Genetic engineeringGenetic engineering is the transfer of a gene from the DNA of one organism into another organism in order to produce an organism with desired traits.Bacterial engineering (For diabetes) Scientists remove plasmids, small rings of DNA, from bacterial cells.An enzyme cuts open the plasmid DNA. The same enzyme removes the human insulin gene from its chromosome.The human insulin gene attaches to the open ends of the plasmid to form a closed ring.Some bacterial cells take up the plasmids that have the insulin gene.When the cell reproduce, the new cell will contain copies of the engineered plasmid. The foreign gene directs the cell to produce human insulin.Genetic engineering (GMO) has been used to incorporate genes into plants to make them resistant to frost, produce more offspring, change color, texture & taste.Genetic engineering (GMO) has been used to incorporate genes into animals to make themBigger, faster, & stronger.Cows: produce more milk, produce more muscle tissueGene therapyProcess in which scientist attempt to remove or fix a faulty gene or chromosome by replacing it with a correctly functioning gene.Concerns about genetic engineeringLong term safety effects to humans of genetically engineered food & animals.Concern that people will be able to engineer offspring.Concern that engineering specific traits could eventually leave organisms ill prepared to handle any future changes.

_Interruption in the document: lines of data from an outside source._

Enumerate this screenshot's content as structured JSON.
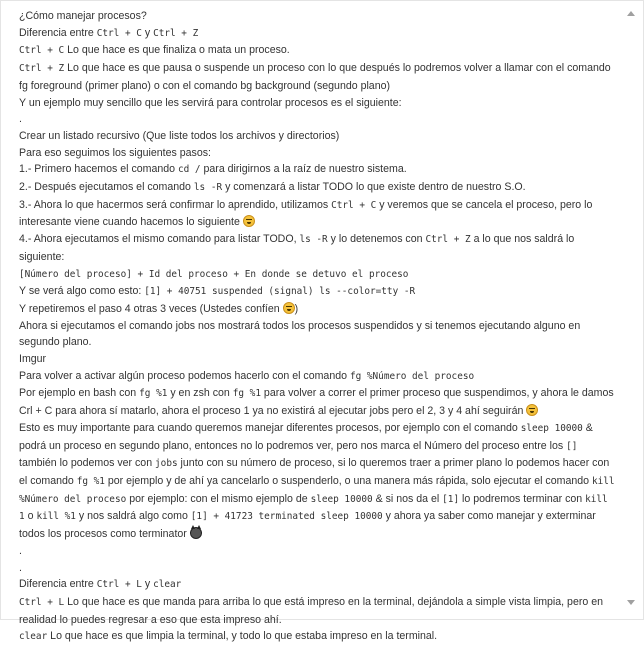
{
  "lines": [
    [
      "¿Cómo manejar procesos?"
    ],
    [
      "Diferencia entre ",
      {
        "code": "Ctrl + C"
      },
      " y ",
      {
        "code": "Ctrl + Z"
      }
    ],
    [
      {
        "code": "Ctrl + C"
      },
      " Lo que hace es que finaliza o mata un proceso."
    ],
    [
      {
        "code": "Ctrl + Z"
      },
      " Lo que hace es que pausa o suspende un proceso con lo que después lo podremos volver a llamar con el comando fg foreground (primer plano) o con el comando bg background (segundo plano)"
    ],
    [
      "Y un ejemplo muy sencillo que les servirá para controlar procesos es el siguiente:"
    ],
    [
      "."
    ],
    [
      "Crear un listado recursivo (Que liste todos los archivos y directorios)"
    ],
    [
      "Para eso seguimos los siguientes pasos:"
    ],
    [
      "1.- Primero hacemos el comando ",
      {
        "code": "cd /"
      },
      " para dirigirnos a la raíz de nuestro sistema."
    ],
    [
      "2.- Después ejecutamos el comando ",
      {
        "code": "ls -R"
      },
      " y comenzará a listar TODO lo que existe dentro de nuestro S.O."
    ],
    [
      "3.- Ahora lo que hacermos será confirmar lo aprendido, utilizamos ",
      {
        "code": "Ctrl + C"
      },
      " y veremos que se cancela el proceso, pero lo interesante viene cuando hacemos lo siguiente ",
      {
        "emoji": "grin"
      }
    ],
    [
      "4.- Ahora ejecutamos el mismo comando para listar TODO, ",
      {
        "code": "ls -R"
      },
      " y lo detenemos con ",
      {
        "code": "Ctrl + Z"
      },
      " a lo que nos saldrá lo siguiente:"
    ],
    [
      {
        "code": "[Número del proceso] + Id del proceso + En donde se detuvo el proceso"
      }
    ],
    [
      "Y se verá algo como esto: ",
      {
        "code": "[1] + 40751 suspended (signal) ls --color=tty -R"
      }
    ],
    [
      "Y repetiremos el paso 4 otras 3 veces (Ustedes confíen ",
      {
        "emoji": "grin"
      },
      ")"
    ],
    [
      "Ahora si ejecutamos el comando jobs nos mostrará todos los procesos suspendidos y si tenemos ejecutando alguno en segundo plano."
    ],
    [
      "Imgur"
    ],
    [
      "Para volver a activar algún proceso podemos hacerlo con el comando ",
      {
        "code": "fg %Número del proceso"
      }
    ],
    [
      "Por ejemplo en bash con ",
      {
        "code": "fg %1"
      },
      " y en zsh con ",
      {
        "code": "fg %1"
      },
      " para volver a correr el primer proceso que suspendimos, y ahora le damos Crl + C para ahora sí matarlo, ahora el proceso 1 ya no existirá al ejecutar jobs pero el 2, 3 y 4 ahí seguirán ",
      {
        "emoji": "grin"
      }
    ],
    [
      "Esto es muy importante para cuando queremos manejar diferentes procesos, por ejemplo con el comando ",
      {
        "code": "sleep 10000"
      },
      " & podrá un proceso en segundo plano, entonces no lo podremos ver, pero nos marca el Número del proceso entre los ",
      {
        "code": "[]"
      },
      " también lo podemos ver con ",
      {
        "code": "jobs"
      },
      " junto con su número de proceso, si lo queremos traer a primer plano lo podemos hacer con el comando ",
      {
        "code": "fg %1"
      },
      " por ejemplo y de ahí ya cancelarlo o suspenderlo, o una manera más rápida, solo ejecutar el comando ",
      {
        "code": "kill %Número del proceso"
      },
      " por ejemplo: con el mismo ejemplo de ",
      {
        "code": "sleep 10000"
      },
      " & si nos da el ",
      {
        "code": "[1]"
      },
      " lo podremos terminar con ",
      {
        "code": "kill 1"
      },
      " o ",
      {
        "code": "kill %1"
      },
      " y nos saldrá algo como ",
      {
        "code": "[1] + 41723 terminated sleep 10000"
      },
      " y ahora ya saber como manejar y exterminar todos los procesos como terminator ",
      {
        "emoji": "devil"
      }
    ],
    [
      "."
    ],
    [
      "."
    ],
    [
      "Diferencia entre ",
      {
        "code": "Ctrl + L"
      },
      " y ",
      {
        "code": "clear"
      }
    ],
    [
      {
        "code": "Ctrl + L"
      },
      " Lo que hace es que manda para arriba lo que está impreso en la terminal, dejándola a simple vista limpia, pero en realidad lo puedes regresar a eso que esta impreso ahí."
    ],
    [
      {
        "code": "clear"
      },
      " Lo que hace es que limpia la terminal, y todo lo que estaba impreso en la terminal."
    ]
  ],
  "line_names": [
    "heading-question",
    "heading-difference-ctrl-c-z",
    "paragraph-ctrl-c",
    "paragraph-ctrl-z",
    "paragraph-example-intro",
    "separator-dot",
    "paragraph-recursive-list",
    "paragraph-steps-intro",
    "step-1",
    "step-2",
    "step-3",
    "step-4",
    "code-process-format",
    "paragraph-output-example",
    "paragraph-repeat-step",
    "paragraph-jobs",
    "image-placeholder-imgur",
    "paragraph-fg-command",
    "paragraph-fg-example",
    "paragraph-sleep-kill",
    "separator-dot",
    "separator-dot",
    "heading-difference-ctrl-l-clear",
    "paragraph-ctrl-l",
    "paragraph-clear"
  ]
}
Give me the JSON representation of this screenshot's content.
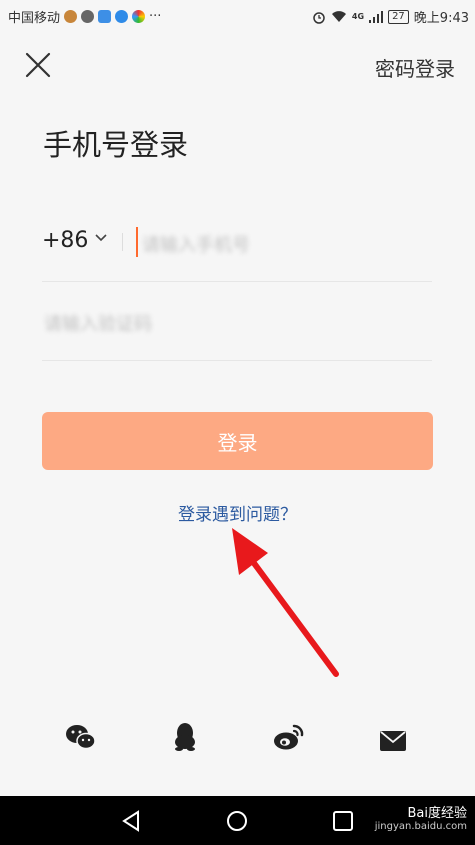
{
  "status_bar": {
    "carrier": "中国移动",
    "network": "4G",
    "battery": "27",
    "time": "晚上9:43"
  },
  "header": {
    "password_login_label": "密码登录"
  },
  "page": {
    "title": "手机号登录"
  },
  "form": {
    "country_code": "+86",
    "phone_placeholder": "请输入手机号",
    "code_placeholder": "请输入验证码"
  },
  "login_button_label": "登录",
  "trouble_link": "登录遇到问题？",
  "social_icons": [
    "wechat-icon",
    "qq-icon",
    "weibo-icon",
    "mail-icon"
  ],
  "watermark": {
    "brand": "Bai度经验",
    "url": "jingyan.baidu.com"
  },
  "colors": {
    "accent": "#fda983",
    "cursor": "#ff6a2e",
    "link": "#2c5aa0",
    "annotation_arrow": "#e8191c"
  }
}
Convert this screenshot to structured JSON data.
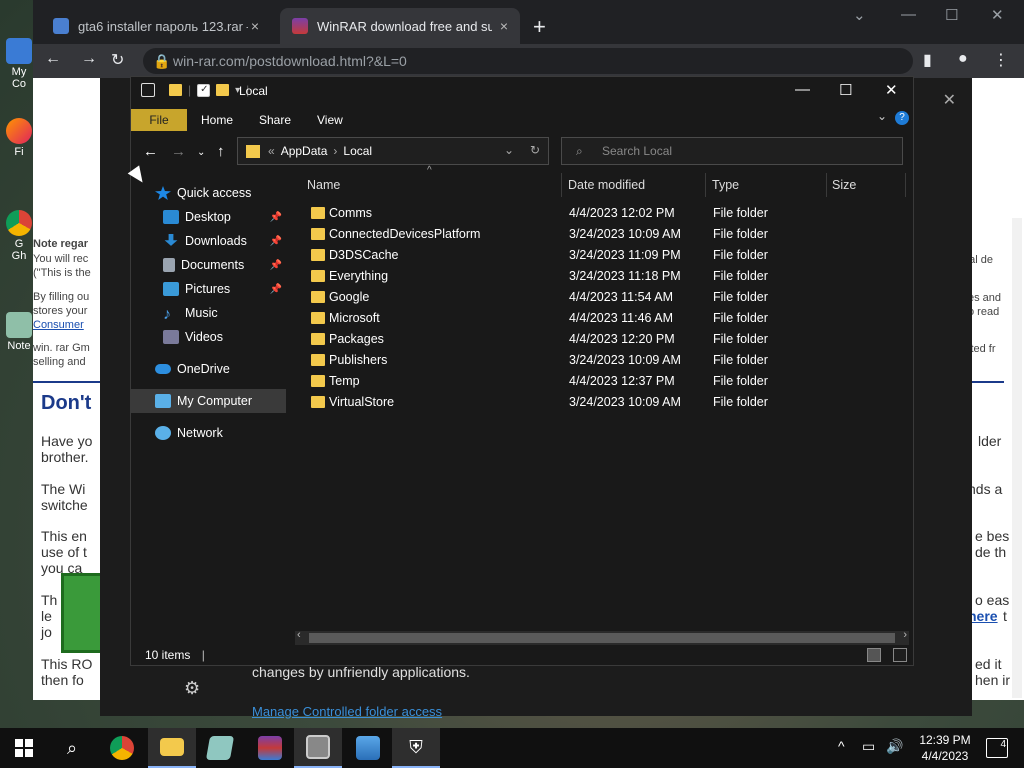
{
  "desktop_icons": [
    "My Co",
    "Fi",
    "G",
    "Gh",
    "Note"
  ],
  "browser": {
    "tabs": [
      {
        "label": "gta6 installer пароль 123.rar — ",
        "close": "×"
      },
      {
        "label": "WinRAR download free and supp",
        "close": "×"
      }
    ],
    "new_tab": "+",
    "url": "win-rar.com/postdownload.html?&L=0",
    "page_fragments": {
      "note": "Note regar",
      "you_will": "You will rec",
      "this_is": "(\"This is the",
      "by_filling": "By filling ou",
      "stores_your": "stores your",
      "consumer": "Consumer",
      "winrar_gm": "win. rar Gm",
      "selling": "selling and",
      "heading": "Don't",
      "have_you": "Have yo",
      "brother": "brother.",
      "the_win": "The Wi",
      "switche": "switche",
      "this_en": "This en",
      "use_of": "use of t",
      "you_can": "you ca",
      "th": "Th",
      "le": "le",
      "jo": "jo",
      "this_ro": "This RO",
      "then_fo": "then fo",
      "right_nal": "nal de",
      "right_es": "es and",
      "right_read": "o read",
      "right_ited": "ited fr",
      "right_older": "lder",
      "right_ds": "nds a",
      "right_bes": "e bes",
      "right_de": "de th",
      "right_eas": "o eas",
      "right_here": "here",
      "right_t": "t",
      "right_edit": "ed it",
      "right_hen": "hen ir"
    }
  },
  "security_panel": {
    "text": "changes by unfriendly applications.",
    "link": "Manage Controlled folder access"
  },
  "explorer": {
    "title": "Local",
    "ribbon_tabs": [
      "File",
      "Home",
      "Share",
      "View"
    ],
    "address": {
      "root_sep": "«",
      "parts": [
        "AppData",
        "Local"
      ]
    },
    "search_placeholder": "Search Local",
    "nav": [
      {
        "label": "Quick access",
        "icon": "star-icon",
        "color": "#1e88e5"
      },
      {
        "label": "Desktop",
        "icon": "desktop-icon",
        "color": "#2a8ad4",
        "pinned": true
      },
      {
        "label": "Downloads",
        "icon": "download-icon",
        "color": "#2a8ad4",
        "pinned": true
      },
      {
        "label": "Documents",
        "icon": "document-icon",
        "color": "#9aa4b0",
        "pinned": true
      },
      {
        "label": "Pictures",
        "icon": "pictures-icon",
        "color": "#3a9ad8",
        "pinned": true
      },
      {
        "label": "Music",
        "icon": "music-icon",
        "color": "#4a9fe8"
      },
      {
        "label": "Videos",
        "icon": "videos-icon",
        "color": "#7a7a9a"
      },
      {
        "label": "OneDrive",
        "icon": "cloud-icon",
        "color": "#2d8fe0"
      },
      {
        "label": "My Computer",
        "icon": "computer-icon",
        "color": "#5ab0e8"
      },
      {
        "label": "Network",
        "icon": "network-icon",
        "color": "#5ab0e8"
      }
    ],
    "columns": [
      "Name",
      "Date modified",
      "Type",
      "Size"
    ],
    "files": [
      {
        "name": "Comms",
        "date": "4/4/2023 12:02 PM",
        "type": "File folder"
      },
      {
        "name": "ConnectedDevicesPlatform",
        "date": "3/24/2023 10:09 AM",
        "type": "File folder"
      },
      {
        "name": "D3DSCache",
        "date": "3/24/2023 11:09 PM",
        "type": "File folder"
      },
      {
        "name": "Everything",
        "date": "3/24/2023 11:18 PM",
        "type": "File folder"
      },
      {
        "name": "Google",
        "date": "4/4/2023 11:54 AM",
        "type": "File folder"
      },
      {
        "name": "Microsoft",
        "date": "4/4/2023 11:46 AM",
        "type": "File folder"
      },
      {
        "name": "Packages",
        "date": "4/4/2023 12:20 PM",
        "type": "File folder"
      },
      {
        "name": "Publishers",
        "date": "3/24/2023 10:09 AM",
        "type": "File folder"
      },
      {
        "name": "Temp",
        "date": "4/4/2023 12:37 PM",
        "type": "File folder"
      },
      {
        "name": "VirtualStore",
        "date": "3/24/2023 10:09 AM",
        "type": "File folder"
      }
    ],
    "status": "10 items"
  },
  "taskbar": {
    "time": "12:39 PM",
    "date": "4/4/2023",
    "notifications": "4"
  },
  "colors": {
    "folder": "#f3c94c",
    "accent": "#c8a52c",
    "link": "#1a4fb0"
  }
}
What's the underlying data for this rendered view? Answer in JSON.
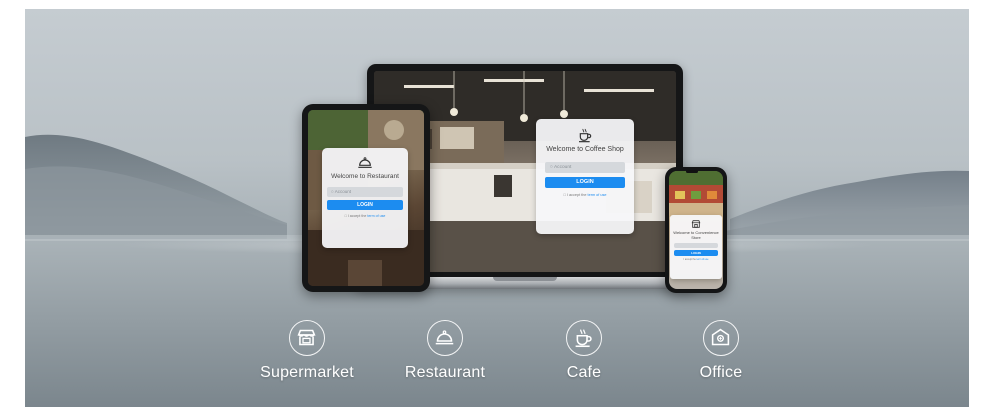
{
  "colors": {
    "accent": "#1c8cf0",
    "card_background": "#f6f7f9",
    "label_text": "#ffffff"
  },
  "devices": {
    "tablet": {
      "login_card": {
        "icon": "cloche-icon",
        "welcome": "Welcome to Restaurant",
        "username_placeholder": "Account",
        "login_label": "LOGIN",
        "terms_prefix": "I accept the",
        "terms_link": "term of use"
      }
    },
    "laptop": {
      "login_card": {
        "icon": "coffee-cup-icon",
        "welcome": "Welcome to Coffee Shop",
        "username_placeholder": "Account",
        "login_label": "LOGIN",
        "terms_prefix": "I accept the",
        "terms_link": "term of use"
      }
    },
    "phone": {
      "login_card": {
        "icon": "storefront-icon",
        "welcome": "Welcome to Convenience Store",
        "login_label": "LOGIN",
        "terms_prefix": "I accept the",
        "terms_link": "term of use"
      }
    }
  },
  "categories": [
    {
      "icon": "storefront-icon",
      "label": "Supermarket"
    },
    {
      "icon": "cloche-icon",
      "label": "Restaurant"
    },
    {
      "icon": "coffee-cup-icon",
      "label": "Cafe"
    },
    {
      "icon": "office-building-icon",
      "label": "Office"
    }
  ]
}
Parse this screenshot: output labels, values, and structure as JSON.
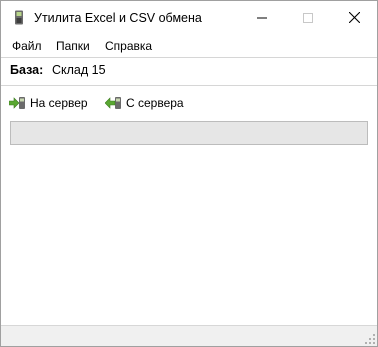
{
  "window": {
    "title": "Утилита Excel и CSV обмена"
  },
  "menu": {
    "items": [
      "Файл",
      "Папки",
      "Справка"
    ]
  },
  "database": {
    "label": "База:",
    "value": "Склад 15"
  },
  "toolbar": {
    "upload_label": "На сервер",
    "download_label": "С сервера"
  },
  "progress": {
    "value": 0
  },
  "icons": {
    "app": "phone-icon",
    "upload": "arrow-right-icon",
    "download": "arrow-left-icon",
    "minimize": "minimize-icon",
    "maximize": "maximize-icon",
    "close": "close-icon"
  },
  "colors": {
    "arrow": "#5aa832",
    "device": "#6b6b6b",
    "progress_track": "#e6e6e6"
  }
}
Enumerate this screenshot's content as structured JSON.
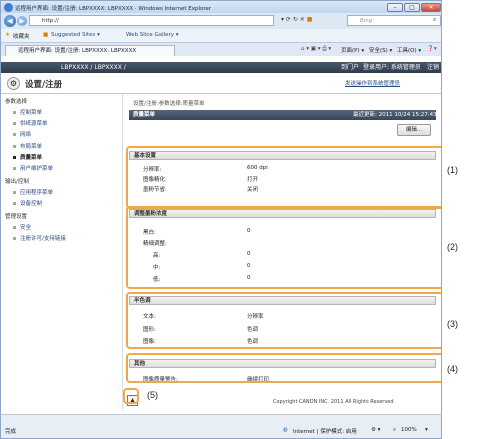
{
  "window": {
    "title": "远程用户界面: 设置/注册: LBPXXXX: LBPXXXX · Windows Internet Explorer"
  },
  "browser": {
    "url": "http://",
    "search_placeholder": "Bing",
    "favorites_label": "收藏夹",
    "fav_links": [
      "Suggested Sites ▾",
      "Web Slice Gallery ▾"
    ],
    "tab_title": "远程用户界面: 设置/注册: LBPXXXX: LBPXXXX",
    "tools": [
      "页面(P) ▾",
      "安全(S) ▾",
      "工具(O) ▾"
    ],
    "status_left": "完成",
    "status_zone": "Internet | 保护模式: 启用",
    "zoom": "100%"
  },
  "rui": {
    "device_name": "LBPXXXX / LBPXXXX /",
    "top_links": [
      "到门户",
      "登录用户: 系统管理员",
      "注销"
    ],
    "page_heading": "设置/注册",
    "mail_link": "发送操作到系统管理员",
    "breadcrumb": "设置/注册:参数选择:质量菜单",
    "panel_title": "质量菜单",
    "last_updated": "最近更新: 2011 10/24 15:27:43",
    "edit_button": "编辑...",
    "copyright": "Copyright CANON INC. 2011 All Rights Reserved"
  },
  "sidebar": {
    "group1": "参数选择",
    "group1_items": [
      "控制菜单",
      "供纸源菜单",
      "网络",
      "布局菜单",
      "质量菜单",
      "用户维护菜单"
    ],
    "group2": "输出/控制",
    "group2_items": [
      "应用程序菜单",
      "设备控制"
    ],
    "group3": "管理设置",
    "group3_items": [
      "安全",
      "注册许可/支持链接"
    ],
    "active_index": 4
  },
  "sections": {
    "basic": {
      "title": "基本设置",
      "rows": [
        {
          "label": "分辨率:",
          "value": "600 dpi"
        },
        {
          "label": "图像精化:",
          "value": "打开"
        },
        {
          "label": "墨粉节省:",
          "value": "关闭"
        }
      ]
    },
    "density": {
      "title": "调整墨粉浓度",
      "rows": [
        {
          "label": "黑白:",
          "value": "0"
        },
        {
          "label": "精细调整:",
          "value": ""
        },
        {
          "label": "高:",
          "value": "0"
        },
        {
          "label": "中:",
          "value": "0"
        },
        {
          "label": "低:",
          "value": "0"
        }
      ]
    },
    "halftone": {
      "title": "半色调",
      "rows": [
        {
          "label": "文本:",
          "value": "分辨率"
        },
        {
          "label": "图形:",
          "value": "色调"
        },
        {
          "label": "图像:",
          "value": "色调"
        }
      ]
    },
    "other": {
      "title": "其他",
      "rows": [
        {
          "label": "图像质量警告:",
          "value": "继续打印"
        }
      ]
    }
  },
  "callouts": [
    "(1)",
    "(2)",
    "(3)",
    "(4)",
    "(5)"
  ]
}
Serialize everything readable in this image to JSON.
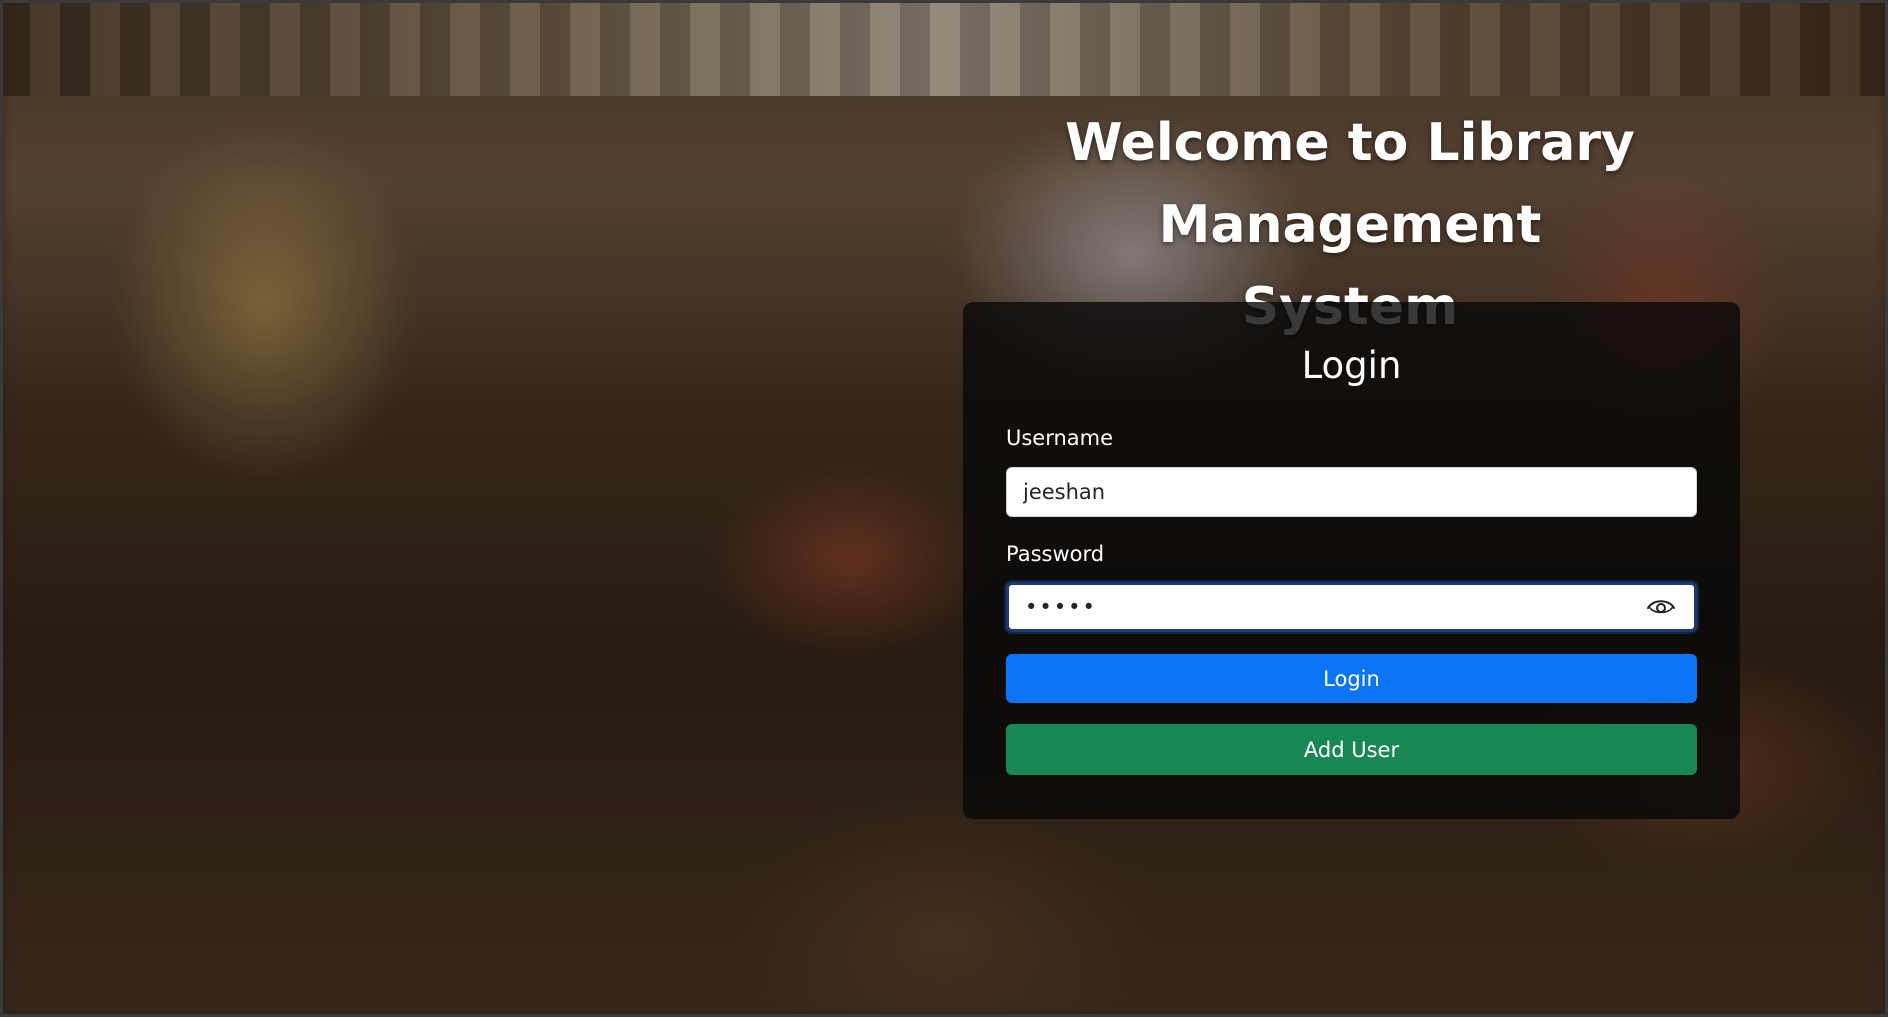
{
  "page": {
    "title_line1": "Welcome to Library",
    "title_line2": "Management System"
  },
  "login_card": {
    "heading": "Login",
    "username_label": "Username",
    "username_value": "jeeshan",
    "password_label": "Password",
    "password_value": "•••••",
    "login_button": "Login",
    "add_user_button": "Add User"
  },
  "colors": {
    "login_button": "#0b74f7",
    "add_user_button": "#198754",
    "card_background": "rgba(8,8,8,0.80)"
  },
  "icons": {
    "password_toggle": "eye-icon"
  }
}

Human Genome ProjectThe Human Genome Project was a multinational scientific endeavor to study the human genome.Genome is the term that refers to all the DNA contained in 1 cell of an organism.Sponsored by various world governments & companies to determineThe number of genes in the human genetic code.The function of the genes in the human genetic code.The location of the genes in the human genetic code.Goal is to use this information to better understand, diagnose, treat, and possibly prevent genetic disorders and their effects.It began in 1990 and was completed in 2003.Total US investment over the 13 years is approximately 3 billion dollars.